▶ EXERCISE INPUTS:
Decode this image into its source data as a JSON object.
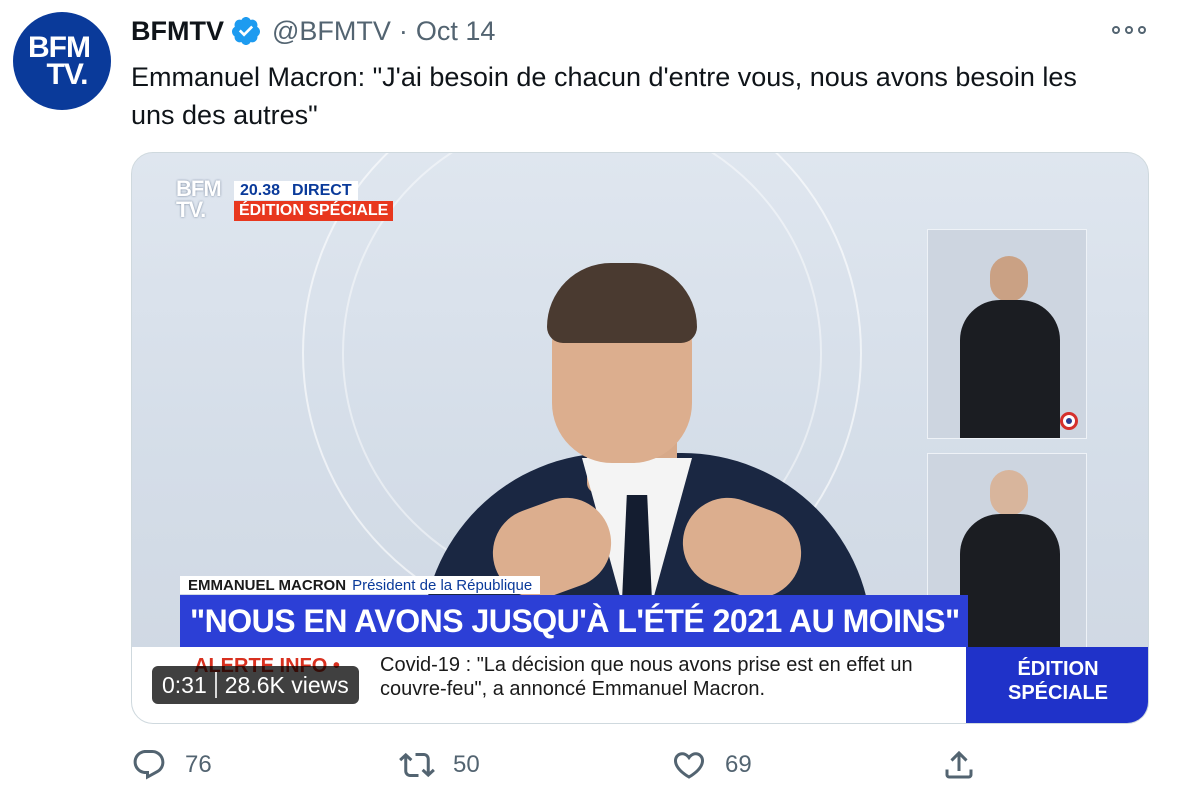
{
  "tweet": {
    "avatar_text_1": "BFM",
    "avatar_text_2": "TV.",
    "author_name": "BFMTV",
    "handle": "@BFMTV",
    "separator": "·",
    "date": "Oct 14",
    "text": "Emmanuel Macron: \"J'ai besoin de chacun d'entre vous, nous avons besoin les uns des autres\""
  },
  "video": {
    "logo_line_1": "BFM",
    "logo_line_2": "TV.",
    "time": "20.38",
    "live_label": "DIRECT",
    "edition_label": "ÉDITION SPÉCIALE",
    "speaker_name": "EMMANUEL MACRON",
    "speaker_role": "Président de la République",
    "headline": "\"NOUS EN AVONS JUSQU'À L'ÉTÉ 2021 AU MOINS\"",
    "alert_label": "ALERTE INFO •",
    "ticker_text": "Covid-19 : \"La décision que nous avons prise est en effet un couvre-feu\", a annoncé Emmanuel Macron.",
    "corner_line_1": "ÉDITION",
    "corner_line_2": "SPÉCIALE",
    "duration": "0:31",
    "views": "28.6K views"
  },
  "actions": {
    "reply_count": "76",
    "retweet_count": "50",
    "like_count": "69"
  },
  "colors": {
    "verified_blue": "#1d9bf0",
    "bfm_blue": "#0a3a9a",
    "headline_blue": "#2c3fd6",
    "alert_red": "#d8301f",
    "secondary_text": "#536471"
  }
}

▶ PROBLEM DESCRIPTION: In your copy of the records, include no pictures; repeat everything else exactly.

▶ REPLY:
Decode this image into its source data as a JSON object.
{
  "tweet": {
    "avatar_text_1": "BFM",
    "avatar_text_2": "TV.",
    "author_name": "BFMTV",
    "handle": "@BFMTV",
    "separator": "·",
    "date": "Oct 14",
    "text": "Emmanuel Macron: \"J'ai besoin de chacun d'entre vous, nous avons besoin les uns des autres\""
  },
  "video": {
    "logo_line_1": "BFM",
    "logo_line_2": "TV.",
    "time": "20.38",
    "live_label": "DIRECT",
    "edition_label": "ÉDITION SPÉCIALE",
    "speaker_name": "EMMANUEL MACRON",
    "speaker_role": "Président de la République",
    "headline": "\"NOUS EN AVONS JUSQU'À L'ÉTÉ 2021 AU MOINS\"",
    "alert_label": "ALERTE INFO •",
    "ticker_text": "Covid-19 : \"La décision que nous avons prise est en effet un couvre-feu\", a annoncé Emmanuel Macron.",
    "corner_line_1": "ÉDITION",
    "corner_line_2": "SPÉCIALE",
    "duration": "0:31",
    "views": "28.6K views"
  },
  "actions": {
    "reply_count": "76",
    "retweet_count": "50",
    "like_count": "69"
  },
  "colors": {
    "verified_blue": "#1d9bf0",
    "bfm_blue": "#0a3a9a",
    "headline_blue": "#2c3fd6",
    "alert_red": "#d8301f",
    "secondary_text": "#536471"
  }
}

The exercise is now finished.